(What the task asks) Count up the lines below in which the string "暴力破解" appears. The reply should be that number alone.
=== Information shown ===
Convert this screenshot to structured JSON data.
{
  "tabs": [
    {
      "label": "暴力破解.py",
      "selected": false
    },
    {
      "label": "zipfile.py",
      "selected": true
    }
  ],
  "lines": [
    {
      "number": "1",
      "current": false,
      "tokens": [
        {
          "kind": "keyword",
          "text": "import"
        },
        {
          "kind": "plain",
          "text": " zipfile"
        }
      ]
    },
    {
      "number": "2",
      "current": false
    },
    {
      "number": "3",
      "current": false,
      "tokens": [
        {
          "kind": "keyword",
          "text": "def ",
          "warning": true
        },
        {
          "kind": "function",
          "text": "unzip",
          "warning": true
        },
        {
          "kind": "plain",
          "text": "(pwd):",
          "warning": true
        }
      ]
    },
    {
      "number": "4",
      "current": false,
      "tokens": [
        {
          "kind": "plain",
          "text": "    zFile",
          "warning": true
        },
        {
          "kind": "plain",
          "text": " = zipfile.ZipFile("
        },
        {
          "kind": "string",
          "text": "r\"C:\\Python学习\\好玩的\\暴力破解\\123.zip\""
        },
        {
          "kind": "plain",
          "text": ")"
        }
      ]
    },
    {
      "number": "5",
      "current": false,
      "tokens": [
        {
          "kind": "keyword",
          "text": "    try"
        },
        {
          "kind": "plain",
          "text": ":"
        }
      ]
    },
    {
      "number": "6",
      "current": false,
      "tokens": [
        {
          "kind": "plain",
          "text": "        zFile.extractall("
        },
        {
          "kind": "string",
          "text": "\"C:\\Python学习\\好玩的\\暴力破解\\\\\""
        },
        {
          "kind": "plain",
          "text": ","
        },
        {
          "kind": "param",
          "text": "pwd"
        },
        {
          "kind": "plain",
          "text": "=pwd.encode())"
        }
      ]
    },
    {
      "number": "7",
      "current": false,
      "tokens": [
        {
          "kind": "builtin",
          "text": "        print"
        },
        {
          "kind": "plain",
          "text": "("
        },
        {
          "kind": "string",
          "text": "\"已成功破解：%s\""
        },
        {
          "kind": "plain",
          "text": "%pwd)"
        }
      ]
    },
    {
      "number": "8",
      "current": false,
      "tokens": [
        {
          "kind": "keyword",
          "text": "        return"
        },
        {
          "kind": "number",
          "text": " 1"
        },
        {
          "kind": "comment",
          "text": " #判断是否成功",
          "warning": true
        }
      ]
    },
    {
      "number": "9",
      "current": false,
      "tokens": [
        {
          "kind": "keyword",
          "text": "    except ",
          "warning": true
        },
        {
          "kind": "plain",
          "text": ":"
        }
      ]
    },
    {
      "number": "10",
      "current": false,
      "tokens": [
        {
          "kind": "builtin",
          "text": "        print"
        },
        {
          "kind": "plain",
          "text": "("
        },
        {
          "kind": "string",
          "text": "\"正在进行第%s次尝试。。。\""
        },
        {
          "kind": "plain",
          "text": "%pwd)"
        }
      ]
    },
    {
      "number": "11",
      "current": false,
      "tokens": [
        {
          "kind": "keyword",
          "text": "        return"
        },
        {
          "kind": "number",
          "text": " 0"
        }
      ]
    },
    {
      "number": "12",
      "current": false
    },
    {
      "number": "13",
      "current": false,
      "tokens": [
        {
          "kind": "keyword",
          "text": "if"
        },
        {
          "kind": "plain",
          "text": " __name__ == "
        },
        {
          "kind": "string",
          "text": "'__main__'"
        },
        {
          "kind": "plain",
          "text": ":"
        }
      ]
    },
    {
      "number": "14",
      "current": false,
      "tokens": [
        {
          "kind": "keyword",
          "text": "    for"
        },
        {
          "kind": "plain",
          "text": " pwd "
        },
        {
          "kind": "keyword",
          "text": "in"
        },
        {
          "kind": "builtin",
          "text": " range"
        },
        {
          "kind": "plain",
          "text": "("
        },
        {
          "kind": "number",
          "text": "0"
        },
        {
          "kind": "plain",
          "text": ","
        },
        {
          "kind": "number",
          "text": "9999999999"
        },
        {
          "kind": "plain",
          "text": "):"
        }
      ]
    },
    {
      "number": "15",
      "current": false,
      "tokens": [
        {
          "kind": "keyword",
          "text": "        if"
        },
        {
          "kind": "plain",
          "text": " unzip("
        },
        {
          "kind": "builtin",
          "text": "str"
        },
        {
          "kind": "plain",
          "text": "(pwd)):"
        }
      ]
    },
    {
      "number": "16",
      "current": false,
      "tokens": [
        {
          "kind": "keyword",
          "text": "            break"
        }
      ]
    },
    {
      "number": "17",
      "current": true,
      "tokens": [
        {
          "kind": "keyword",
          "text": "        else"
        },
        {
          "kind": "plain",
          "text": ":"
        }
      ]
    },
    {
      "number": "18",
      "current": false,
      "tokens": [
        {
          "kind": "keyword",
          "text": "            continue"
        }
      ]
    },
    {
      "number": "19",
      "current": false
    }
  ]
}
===
(Your response) 3